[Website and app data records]

________________

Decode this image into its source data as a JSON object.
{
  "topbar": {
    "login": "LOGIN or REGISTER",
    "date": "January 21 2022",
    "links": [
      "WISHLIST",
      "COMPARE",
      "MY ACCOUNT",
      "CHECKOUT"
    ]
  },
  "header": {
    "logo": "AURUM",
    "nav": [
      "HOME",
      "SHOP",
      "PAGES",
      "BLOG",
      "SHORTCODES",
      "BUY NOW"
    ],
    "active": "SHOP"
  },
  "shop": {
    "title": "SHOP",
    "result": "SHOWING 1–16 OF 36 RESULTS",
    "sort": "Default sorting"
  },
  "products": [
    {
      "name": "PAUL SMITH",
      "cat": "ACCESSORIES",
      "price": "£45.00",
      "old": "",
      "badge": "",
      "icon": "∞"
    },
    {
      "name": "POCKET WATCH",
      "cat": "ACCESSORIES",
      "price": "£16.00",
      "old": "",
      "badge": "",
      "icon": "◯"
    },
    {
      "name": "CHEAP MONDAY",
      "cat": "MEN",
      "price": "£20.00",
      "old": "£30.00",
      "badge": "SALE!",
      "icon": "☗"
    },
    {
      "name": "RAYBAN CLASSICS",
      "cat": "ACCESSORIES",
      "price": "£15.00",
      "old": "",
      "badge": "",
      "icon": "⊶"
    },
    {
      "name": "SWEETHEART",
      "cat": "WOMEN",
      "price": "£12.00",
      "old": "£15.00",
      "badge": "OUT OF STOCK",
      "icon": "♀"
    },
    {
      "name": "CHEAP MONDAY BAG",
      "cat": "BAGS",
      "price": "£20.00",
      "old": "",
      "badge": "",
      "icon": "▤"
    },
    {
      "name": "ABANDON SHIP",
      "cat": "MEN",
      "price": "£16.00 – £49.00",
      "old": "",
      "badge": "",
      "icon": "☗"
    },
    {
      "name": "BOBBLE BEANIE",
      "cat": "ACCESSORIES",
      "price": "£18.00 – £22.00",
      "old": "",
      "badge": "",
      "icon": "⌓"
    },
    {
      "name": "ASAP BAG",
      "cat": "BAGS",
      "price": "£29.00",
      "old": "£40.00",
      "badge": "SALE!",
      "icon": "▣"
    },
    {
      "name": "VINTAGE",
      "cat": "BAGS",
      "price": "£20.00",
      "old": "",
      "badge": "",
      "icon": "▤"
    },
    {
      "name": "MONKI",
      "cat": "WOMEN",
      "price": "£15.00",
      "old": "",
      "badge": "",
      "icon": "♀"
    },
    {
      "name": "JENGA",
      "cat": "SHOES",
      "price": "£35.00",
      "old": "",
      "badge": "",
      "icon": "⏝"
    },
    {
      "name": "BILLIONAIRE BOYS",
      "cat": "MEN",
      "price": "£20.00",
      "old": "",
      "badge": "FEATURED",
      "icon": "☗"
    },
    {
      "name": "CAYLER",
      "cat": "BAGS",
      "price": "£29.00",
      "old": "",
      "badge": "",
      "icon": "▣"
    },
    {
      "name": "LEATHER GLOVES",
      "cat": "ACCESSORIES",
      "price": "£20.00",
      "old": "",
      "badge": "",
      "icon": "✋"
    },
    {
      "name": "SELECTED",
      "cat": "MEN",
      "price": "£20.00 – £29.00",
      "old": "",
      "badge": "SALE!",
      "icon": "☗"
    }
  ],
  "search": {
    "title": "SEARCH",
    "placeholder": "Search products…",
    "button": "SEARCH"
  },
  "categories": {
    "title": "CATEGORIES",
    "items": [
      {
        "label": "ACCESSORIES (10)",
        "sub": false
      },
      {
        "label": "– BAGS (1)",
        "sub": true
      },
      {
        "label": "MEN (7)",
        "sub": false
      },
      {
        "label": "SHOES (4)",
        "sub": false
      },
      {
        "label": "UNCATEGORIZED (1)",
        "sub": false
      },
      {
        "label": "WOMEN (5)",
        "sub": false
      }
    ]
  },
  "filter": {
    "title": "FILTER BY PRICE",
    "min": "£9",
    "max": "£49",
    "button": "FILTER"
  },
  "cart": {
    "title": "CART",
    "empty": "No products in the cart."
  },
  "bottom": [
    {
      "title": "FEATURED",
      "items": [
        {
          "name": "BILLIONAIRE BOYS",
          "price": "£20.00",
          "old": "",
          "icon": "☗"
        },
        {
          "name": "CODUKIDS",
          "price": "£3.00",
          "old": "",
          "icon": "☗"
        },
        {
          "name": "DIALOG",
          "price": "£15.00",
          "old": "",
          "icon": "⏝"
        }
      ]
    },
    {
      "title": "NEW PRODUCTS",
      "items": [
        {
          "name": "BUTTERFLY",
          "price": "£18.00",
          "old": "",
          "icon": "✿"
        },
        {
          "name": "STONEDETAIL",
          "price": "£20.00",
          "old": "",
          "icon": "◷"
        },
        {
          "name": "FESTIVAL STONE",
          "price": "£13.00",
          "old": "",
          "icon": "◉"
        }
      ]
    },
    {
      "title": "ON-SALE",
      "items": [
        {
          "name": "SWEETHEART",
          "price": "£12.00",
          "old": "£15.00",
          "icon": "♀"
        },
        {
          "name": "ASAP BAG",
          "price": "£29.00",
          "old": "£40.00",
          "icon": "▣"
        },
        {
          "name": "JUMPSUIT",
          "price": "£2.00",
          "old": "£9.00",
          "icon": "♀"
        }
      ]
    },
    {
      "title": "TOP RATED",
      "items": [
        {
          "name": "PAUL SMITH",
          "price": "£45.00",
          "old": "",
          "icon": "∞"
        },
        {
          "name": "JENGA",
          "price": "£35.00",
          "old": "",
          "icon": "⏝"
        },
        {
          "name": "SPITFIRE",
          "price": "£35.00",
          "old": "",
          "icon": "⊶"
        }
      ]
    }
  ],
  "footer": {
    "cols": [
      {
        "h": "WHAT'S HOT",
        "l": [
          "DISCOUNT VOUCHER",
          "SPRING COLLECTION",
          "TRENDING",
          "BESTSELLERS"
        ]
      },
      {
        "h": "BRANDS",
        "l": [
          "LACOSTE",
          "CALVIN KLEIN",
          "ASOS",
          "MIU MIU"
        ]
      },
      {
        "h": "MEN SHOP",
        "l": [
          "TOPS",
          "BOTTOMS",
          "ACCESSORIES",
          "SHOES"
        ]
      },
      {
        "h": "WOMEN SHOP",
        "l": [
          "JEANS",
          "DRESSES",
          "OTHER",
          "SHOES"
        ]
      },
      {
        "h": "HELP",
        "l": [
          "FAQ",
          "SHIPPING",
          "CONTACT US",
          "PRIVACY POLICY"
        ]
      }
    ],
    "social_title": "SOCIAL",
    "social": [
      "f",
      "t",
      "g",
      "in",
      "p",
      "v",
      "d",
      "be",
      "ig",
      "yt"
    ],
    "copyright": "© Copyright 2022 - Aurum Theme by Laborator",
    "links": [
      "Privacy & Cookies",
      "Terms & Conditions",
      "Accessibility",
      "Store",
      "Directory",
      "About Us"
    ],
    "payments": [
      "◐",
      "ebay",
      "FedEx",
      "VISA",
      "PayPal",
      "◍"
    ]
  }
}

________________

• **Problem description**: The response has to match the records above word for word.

• **Answer area**:
Decode this image into its source data as a JSON object.
{
  "topbar": {
    "login": "LOGIN or REGISTER",
    "date": "January 21 2022",
    "links": [
      "WISHLIST",
      "COMPARE",
      "MY ACCOUNT",
      "CHECKOUT"
    ]
  },
  "header": {
    "logo": "AURUM",
    "nav": [
      "HOME",
      "SHOP",
      "PAGES",
      "BLOG",
      "SHORTCODES",
      "BUY NOW"
    ],
    "active": "SHOP"
  },
  "shop": {
    "title": "SHOP",
    "result": "SHOWING 1–16 OF 36 RESULTS",
    "sort": "Default sorting"
  },
  "products": [
    {
      "name": "PAUL SMITH",
      "cat": "ACCESSORIES",
      "price": "£45.00",
      "old": "",
      "badge": "",
      "icon": "∞"
    },
    {
      "name": "POCKET WATCH",
      "cat": "ACCESSORIES",
      "price": "£16.00",
      "old": "",
      "badge": "",
      "icon": "◯"
    },
    {
      "name": "CHEAP MONDAY",
      "cat": "MEN",
      "price": "£20.00",
      "old": "£30.00",
      "badge": "SALE!",
      "icon": "☗"
    },
    {
      "name": "RAYBAN CLASSICS",
      "cat": "ACCESSORIES",
      "price": "£15.00",
      "old": "",
      "badge": "",
      "icon": "⊶"
    },
    {
      "name": "SWEETHEART",
      "cat": "WOMEN",
      "price": "£12.00",
      "old": "£15.00",
      "badge": "OUT OF STOCK",
      "icon": "♀"
    },
    {
      "name": "CHEAP MONDAY BAG",
      "cat": "BAGS",
      "price": "£20.00",
      "old": "",
      "badge": "",
      "icon": "▤"
    },
    {
      "name": "ABANDON SHIP",
      "cat": "MEN",
      "price": "£16.00 – £49.00",
      "old": "",
      "badge": "",
      "icon": "☗"
    },
    {
      "name": "BOBBLE BEANIE",
      "cat": "ACCESSORIES",
      "price": "£18.00 – £22.00",
      "old": "",
      "badge": "",
      "icon": "⌓"
    },
    {
      "name": "ASAP BAG",
      "cat": "BAGS",
      "price": "£29.00",
      "old": "£40.00",
      "badge": "SALE!",
      "icon": "▣"
    },
    {
      "name": "VINTAGE",
      "cat": "BAGS",
      "price": "£20.00",
      "old": "",
      "badge": "",
      "icon": "▤"
    },
    {
      "name": "MONKI",
      "cat": "WOMEN",
      "price": "£15.00",
      "old": "",
      "badge": "",
      "icon": "♀"
    },
    {
      "name": "JENGA",
      "cat": "SHOES",
      "price": "£35.00",
      "old": "",
      "badge": "",
      "icon": "⏝"
    },
    {
      "name": "BILLIONAIRE BOYS",
      "cat": "MEN",
      "price": "£20.00",
      "old": "",
      "badge": "FEATURED",
      "icon": "☗"
    },
    {
      "name": "CAYLER",
      "cat": "BAGS",
      "price": "£29.00",
      "old": "",
      "badge": "",
      "icon": "▣"
    },
    {
      "name": "LEATHER GLOVES",
      "cat": "ACCESSORIES",
      "price": "£20.00",
      "old": "",
      "badge": "",
      "icon": "✋"
    },
    {
      "name": "SELECTED",
      "cat": "MEN",
      "price": "£20.00 – £29.00",
      "old": "",
      "badge": "SALE!",
      "icon": "☗"
    }
  ],
  "search": {
    "title": "SEARCH",
    "placeholder": "Search products…",
    "button": "SEARCH"
  },
  "categories": {
    "title": "CATEGORIES",
    "items": [
      {
        "label": "ACCESSORIES (10)",
        "sub": false
      },
      {
        "label": "– BAGS (1)",
        "sub": true
      },
      {
        "label": "MEN (7)",
        "sub": false
      },
      {
        "label": "SHOES (4)",
        "sub": false
      },
      {
        "label": "UNCATEGORIZED (1)",
        "sub": false
      },
      {
        "label": "WOMEN (5)",
        "sub": false
      }
    ]
  },
  "filter": {
    "title": "FILTER BY PRICE",
    "min": "£9",
    "max": "£49",
    "button": "FILTER"
  },
  "cart": {
    "title": "CART",
    "empty": "No products in the cart."
  },
  "bottom": [
    {
      "title": "FEATURED",
      "items": [
        {
          "name": "BILLIONAIRE BOYS",
          "price": "£20.00",
          "old": "",
          "icon": "☗"
        },
        {
          "name": "CODUKIDS",
          "price": "£3.00",
          "old": "",
          "icon": "☗"
        },
        {
          "name": "DIALOG",
          "price": "£15.00",
          "old": "",
          "icon": "⏝"
        }
      ]
    },
    {
      "title": "NEW PRODUCTS",
      "items": [
        {
          "name": "BUTTERFLY",
          "price": "£18.00",
          "old": "",
          "icon": "✿"
        },
        {
          "name": "STONEDETAIL",
          "price": "£20.00",
          "old": "",
          "icon": "◷"
        },
        {
          "name": "FESTIVAL STONE",
          "price": "£13.00",
          "old": "",
          "icon": "◉"
        }
      ]
    },
    {
      "title": "ON-SALE",
      "items": [
        {
          "name": "SWEETHEART",
          "price": "£12.00",
          "old": "£15.00",
          "icon": "♀"
        },
        {
          "name": "ASAP BAG",
          "price": "£29.00",
          "old": "£40.00",
          "icon": "▣"
        },
        {
          "name": "JUMPSUIT",
          "price": "£2.00",
          "old": "£9.00",
          "icon": "♀"
        }
      ]
    },
    {
      "title": "TOP RATED",
      "items": [
        {
          "name": "PAUL SMITH",
          "price": "£45.00",
          "old": "",
          "icon": "∞"
        },
        {
          "name": "JENGA",
          "price": "£35.00",
          "old": "",
          "icon": "⏝"
        },
        {
          "name": "SPITFIRE",
          "price": "£35.00",
          "old": "",
          "icon": "⊶"
        }
      ]
    }
  ],
  "footer": {
    "cols": [
      {
        "h": "WHAT'S HOT",
        "l": [
          "DISCOUNT VOUCHER",
          "SPRING COLLECTION",
          "TRENDING",
          "BESTSELLERS"
        ]
      },
      {
        "h": "BRANDS",
        "l": [
          "LACOSTE",
          "CALVIN KLEIN",
          "ASOS",
          "MIU MIU"
        ]
      },
      {
        "h": "MEN SHOP",
        "l": [
          "TOPS",
          "BOTTOMS",
          "ACCESSORIES",
          "SHOES"
        ]
      },
      {
        "h": "WOMEN SHOP",
        "l": [
          "JEANS",
          "DRESSES",
          "OTHER",
          "SHOES"
        ]
      },
      {
        "h": "HELP",
        "l": [
          "FAQ",
          "SHIPPING",
          "CONTACT US",
          "PRIVACY POLICY"
        ]
      }
    ],
    "social_title": "SOCIAL",
    "social": [
      "f",
      "t",
      "g",
      "in",
      "p",
      "v",
      "d",
      "be",
      "ig",
      "yt"
    ],
    "copyright": "© Copyright 2022 - Aurum Theme by Laborator",
    "links": [
      "Privacy & Cookies",
      "Terms & Conditions",
      "Accessibility",
      "Store",
      "Directory",
      "About Us"
    ],
    "payments": [
      "◐",
      "ebay",
      "FedEx",
      "VISA",
      "PayPal",
      "◍"
    ]
  }
}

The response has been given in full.